Vials with a sticker that read “COVID-19 / Coronavirus Vaccine / Injection only” and a medical syringe are visible in front of a Novavax logo shown in this illustration. Reuters-Yonhap

The World Health Organization on Tuesday approved a COVID vaccine made by US pharmaceutical giant Novavax for emergency use, after the European Union’s drug regulator gave it the green light.

The European Medicines Agency evaluated and approved Nuvaxovid on Monday.

It’s made using more conventional technology than others already approved, which has led Brussels officials to express hope that it will help persuade those hesitant about vaccination to come forward.

The jab uses traditional technology involving proteins found on advanced coronavirus proteins that trigger an immune response.

It is a proven approach, used for decades to immunize people against diseases such as hepatitis B and pertussis.

A WHO Emergency Use List (EUL) paves the way for countries around the world to quickly approve and import a vaccine for distribution.

It also opens the door for them to enter the Covax global vaccine sharing system, set up to provide equitable access to doses around the world and especially in the poorest countries.

The two-shot Nuvaxovid vaccine is the 10th COVID vaccine issued by the United Nations health agency.

90% efficient

WHO said Nuvaxovid was around 90% effective in reducing symptomatic cases of Covid-19 in two major clinical studies, one in Britain and the other in the United States and Mexico, involving more than 45,000 people.

In a separate document, the WHO Strategic Advisory Group of Experts on Immunization recommended the use of the new vaccine in people over 18 years of age, with an interval of three to four weeks between the two doses.

“The vaccine should not be administered with an interval of less than three weeks,” he warned.

It can be stored in the refrigerator at temperatures between 2 and 8 degrees Celsius, giving it a logistical advantage in hard-to-reach areas over mRNA vaccines, which must be stored at ultra-low temperatures.

Among the COVID vaccines already handed over to a WHO EUL is the Covovax vaccine, a version of the Novavax vaccine manufactured by the Serum Institute of India under license from the US-based company.

It was cleared on December 17.

Also on the list are mRNA vaccines produced by BioNTech / Pfizer and Moderna, Johnson & Johnson, AstraZeneca (which is double counted for versions made in Europe and India), Indian-made Covaxin, and Sinopharm and Sinovac made.

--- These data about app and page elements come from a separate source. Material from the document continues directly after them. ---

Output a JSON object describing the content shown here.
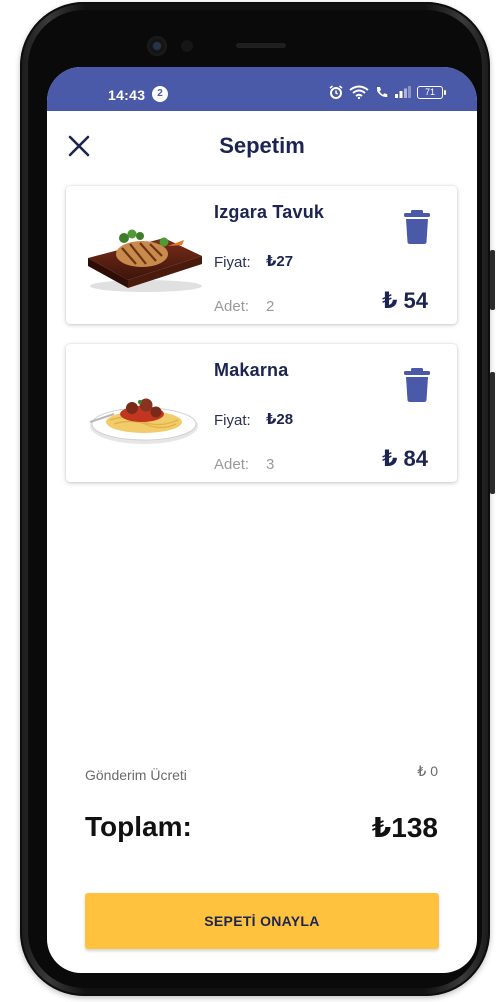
{
  "status": {
    "time": "14:43",
    "notification_count": "2",
    "battery": "71"
  },
  "header": {
    "title": "Sepetim"
  },
  "cart": {
    "price_label": "Fiyat:",
    "qty_label": "Adet:",
    "items": [
      {
        "name": "Izgara Tavuk",
        "price": "₺27",
        "qty": "2",
        "total": "₺ 54",
        "image": "grilled-chicken-image"
      },
      {
        "name": "Makarna",
        "price": "₺28",
        "qty": "3",
        "total": "₺ 84",
        "image": "spaghetti-image"
      }
    ]
  },
  "summary": {
    "shipping_label": "Gönderim Ücreti",
    "shipping_value": "₺ 0",
    "total_label": "Toplam:",
    "total_value": "₺138"
  },
  "actions": {
    "confirm_label": "SEPETİ ONAYLA"
  },
  "colors": {
    "status_bar": "#4a5aa8",
    "primary_text": "#1c2552",
    "trash_icon": "#4a5aa8",
    "confirm_button": "#fec23f"
  }
}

Chinese. .

The WHO also recently resumed evaluation of the Russian-made Sputnik V vaccine against COVID-19, after several months in limbo, pending further data.

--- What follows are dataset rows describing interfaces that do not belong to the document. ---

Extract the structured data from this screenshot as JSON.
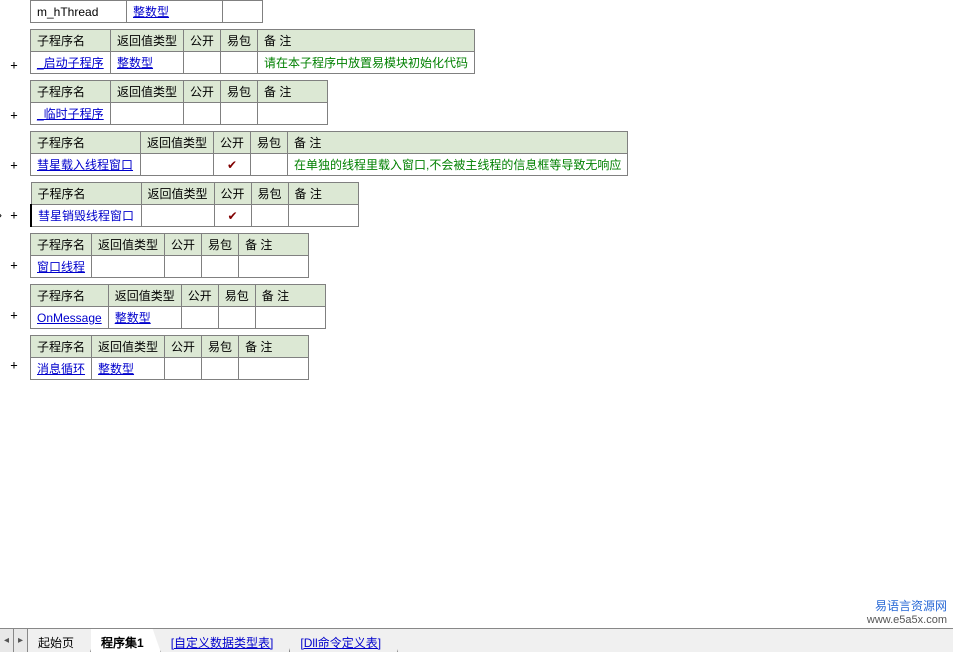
{
  "headers": {
    "subName": "子程序名",
    "returnType": "返回值类型",
    "public": "公开",
    "pkg": "易包",
    "remark": "备 注"
  },
  "topRow": {
    "name": "m_hThread",
    "type": "整数型"
  },
  "procedures": [
    {
      "id": "p1",
      "name": "_启动子程序",
      "returnType": "整数型",
      "public": "",
      "pkg": "",
      "remark": "请在本子程序中放置易模块初始化代码",
      "remarkClass": "remark-green",
      "cols": {
        "name": 80,
        "ret": 60,
        "pub": 32,
        "pkg": 34,
        "rem": 210
      },
      "plusTop": 58
    },
    {
      "id": "p2",
      "name": "_临时子程序",
      "returnType": "",
      "public": "",
      "pkg": "",
      "remark": "",
      "cols": {
        "name": 80,
        "ret": 60,
        "pub": 32,
        "pkg": 34,
        "rem": 70
      },
      "plusTop": 108
    },
    {
      "id": "p3",
      "name": "彗星载入线程窗口",
      "returnType": "",
      "public": "✔",
      "pkg": "",
      "remark": "在单独的线程里载入窗口,不会被主线程的信息框等导致无响应",
      "remarkClass": "remark-green",
      "cols": {
        "name": 110,
        "ret": 60,
        "pub": 32,
        "pkg": 34,
        "rem": 340
      },
      "plusTop": 158
    },
    {
      "id": "p4",
      "name": "彗星销毁线程窗口",
      "nameEditing": true,
      "returnType": "",
      "public": "✔",
      "pkg": "",
      "remark": "",
      "cols": {
        "name": 110,
        "ret": 60,
        "pub": 32,
        "pkg": 34,
        "rem": 70
      },
      "plusTop": 208,
      "special": true
    },
    {
      "id": "p5",
      "name": "窗口线程",
      "returnType": "",
      "public": "",
      "pkg": "",
      "remark": "",
      "cols": {
        "name": 60,
        "ret": 66,
        "pub": 32,
        "pkg": 34,
        "rem": 70
      },
      "plusTop": 258
    },
    {
      "id": "p6",
      "name": "OnMessage",
      "returnType": "整数型",
      "public": "",
      "pkg": "",
      "remark": "",
      "cols": {
        "name": 60,
        "ret": 66,
        "pub": 32,
        "pkg": 34,
        "rem": 70
      },
      "plusTop": 308
    },
    {
      "id": "p7",
      "name": "消息循环",
      "returnType": "整数型",
      "public": "",
      "pkg": "",
      "remark": "",
      "cols": {
        "name": 60,
        "ret": 66,
        "pub": 32,
        "pkg": 34,
        "rem": 70
      },
      "plusTop": 358
    }
  ],
  "tabs": {
    "scrollLeft": "◂",
    "scrollRight": "▸",
    "items": [
      {
        "label": "起始页",
        "active": false,
        "link": false
      },
      {
        "label": "程序集1",
        "active": true,
        "link": false
      },
      {
        "label": "[自定义数据类型表]",
        "active": false,
        "link": true
      },
      {
        "label": "[Dll命令定义表]",
        "active": false,
        "link": true
      }
    ]
  },
  "watermark": {
    "line1": "易语言资源网",
    "line2": "www.e5a5x.com"
  }
}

Rogerio Gaspar, head of the WHO’s regulatory and prequalification department, said on Monday that the United Nations health agency would start assessing the quality of data received next month and aim to conduct on-site inspections in February.

He told reporters he could not provide “any approval date because approval will really depend… on the quality of the information.”

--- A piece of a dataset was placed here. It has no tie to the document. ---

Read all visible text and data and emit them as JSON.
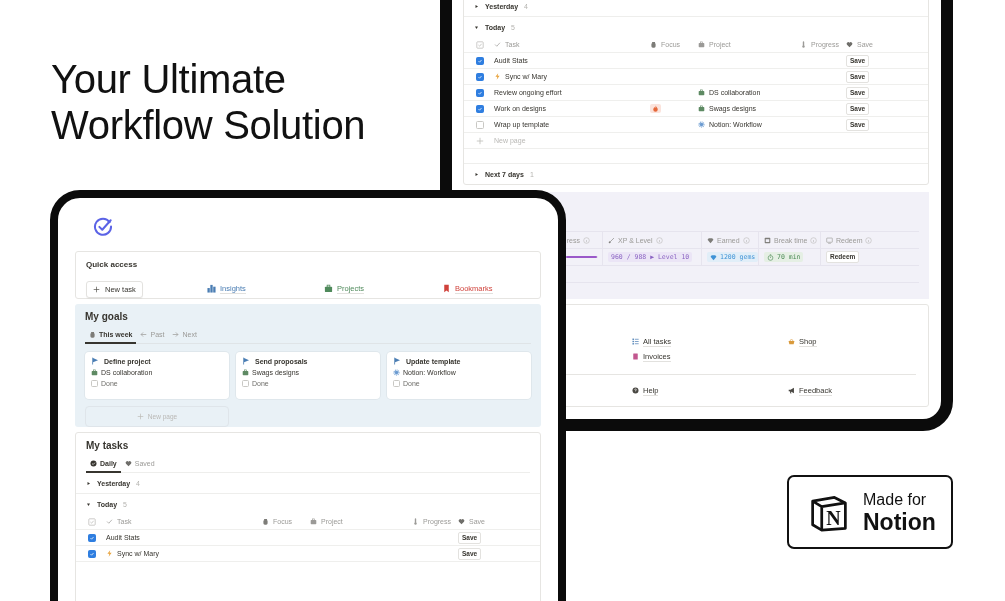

So far, neither the US nor EU drug watchdogs have authorized Sputnik V, which has been in use in Russia and other countries since late 2020 (AFP)